*PROBLEM:*
Go over the data and copy out each line with "Notebook" in it.

*Stored dataset items:*
/---

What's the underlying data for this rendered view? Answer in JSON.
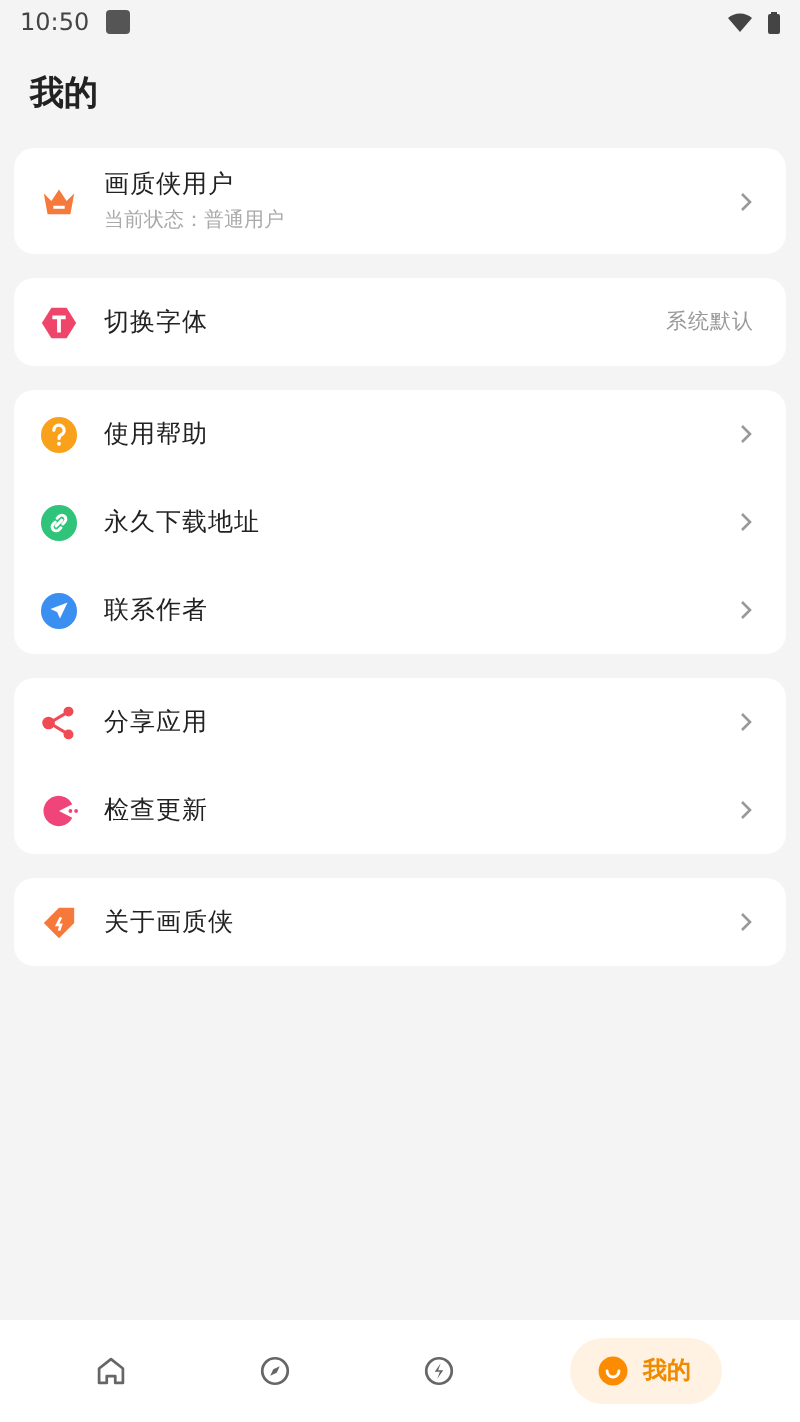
{
  "status_bar": {
    "time": "10:50"
  },
  "title": "我的",
  "groups": [
    {
      "items": [
        {
          "kind": "crown",
          "label": "画质侠用户",
          "subtitle": "当前状态：普通用户"
        }
      ]
    },
    {
      "items": [
        {
          "kind": "font",
          "label": "切换字体",
          "value": "系统默认"
        }
      ]
    },
    {
      "items": [
        {
          "kind": "help",
          "label": "使用帮助"
        },
        {
          "kind": "link",
          "label": "永久下载地址"
        },
        {
          "kind": "send",
          "label": "联系作者"
        }
      ]
    },
    {
      "items": [
        {
          "kind": "share",
          "label": "分享应用"
        },
        {
          "kind": "pacman",
          "label": "检查更新"
        }
      ]
    },
    {
      "items": [
        {
          "kind": "tag",
          "label": "关于画质侠"
        }
      ]
    }
  ],
  "nav": [
    {
      "kind": "home",
      "selected": false
    },
    {
      "kind": "compass",
      "selected": false
    },
    {
      "kind": "bolt",
      "selected": false
    },
    {
      "kind": "smile",
      "selected": true,
      "label": "我的"
    }
  ]
}
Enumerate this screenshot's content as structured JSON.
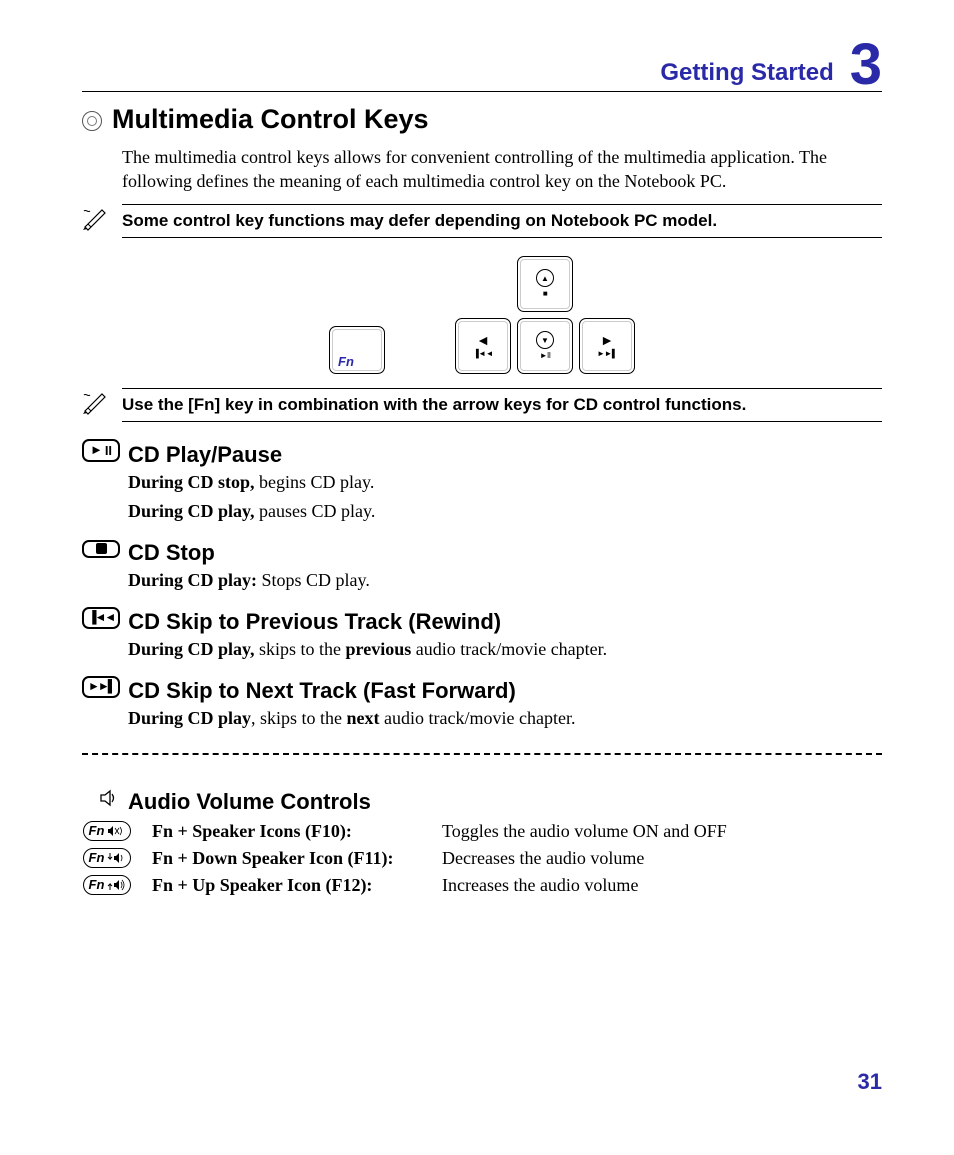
{
  "header": {
    "section": "Getting Started",
    "chapter": "3"
  },
  "title": "Multimedia Control Keys",
  "intro": "The multimedia control keys allows for convenient controlling of the multimedia application. The following defines the meaning of each multimedia control key on the Notebook PC.",
  "note1": "Some control key functions may defer depending on Notebook PC model.",
  "note2": "Use the [Fn] key in combination with the arrow keys for CD control functions.",
  "keys": {
    "fn": "Fn",
    "up_mini": "■",
    "left_mini": "▐◄◄",
    "down_mini": "►II",
    "right_mini": "►►▌"
  },
  "items": [
    {
      "title": "CD Play/Pause",
      "lines": [
        {
          "b": "During CD stop,",
          "t": " begins CD play."
        },
        {
          "b": "During CD play,",
          "t": " pauses CD play."
        }
      ]
    },
    {
      "title": "CD Stop",
      "lines": [
        {
          "b": "During CD play:",
          "t": " Stops CD play."
        }
      ]
    },
    {
      "title": "CD Skip to Previous Track (Rewind)",
      "lines": [
        {
          "b": "During CD play,",
          "t": " skips to the ",
          "b2": "previous",
          "t2": " audio track/movie chapter."
        }
      ]
    },
    {
      "title": "CD Skip to Next Track (Fast Forward)",
      "lines": [
        {
          "b": "During CD play",
          "t": ", skips to the ",
          "b2": "next",
          "t2": " audio track/movie chapter."
        }
      ]
    }
  ],
  "audio": {
    "title": "Audio Volume Controls",
    "rows": [
      {
        "label": "Fn + Speaker Icons (F10):",
        "desc": "Toggles the audio volume ON and OFF"
      },
      {
        "label": "Fn + Down Speaker Icon (F11):",
        "desc": "Decreases the audio volume"
      },
      {
        "label": "Fn + Up Speaker Icon (F12):",
        "desc": "Increases the audio volume"
      }
    ],
    "fn": "Fn"
  },
  "page": "31"
}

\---

*TASK SOLUTION:*
  "intro": "The multimedia control keys allows for convenient controlling of the multimedia application. The following defines the meaning of each multimedia control key on the Notebook PC.",
  "note1": "Some control key functions may defer depending on Notebook PC model.",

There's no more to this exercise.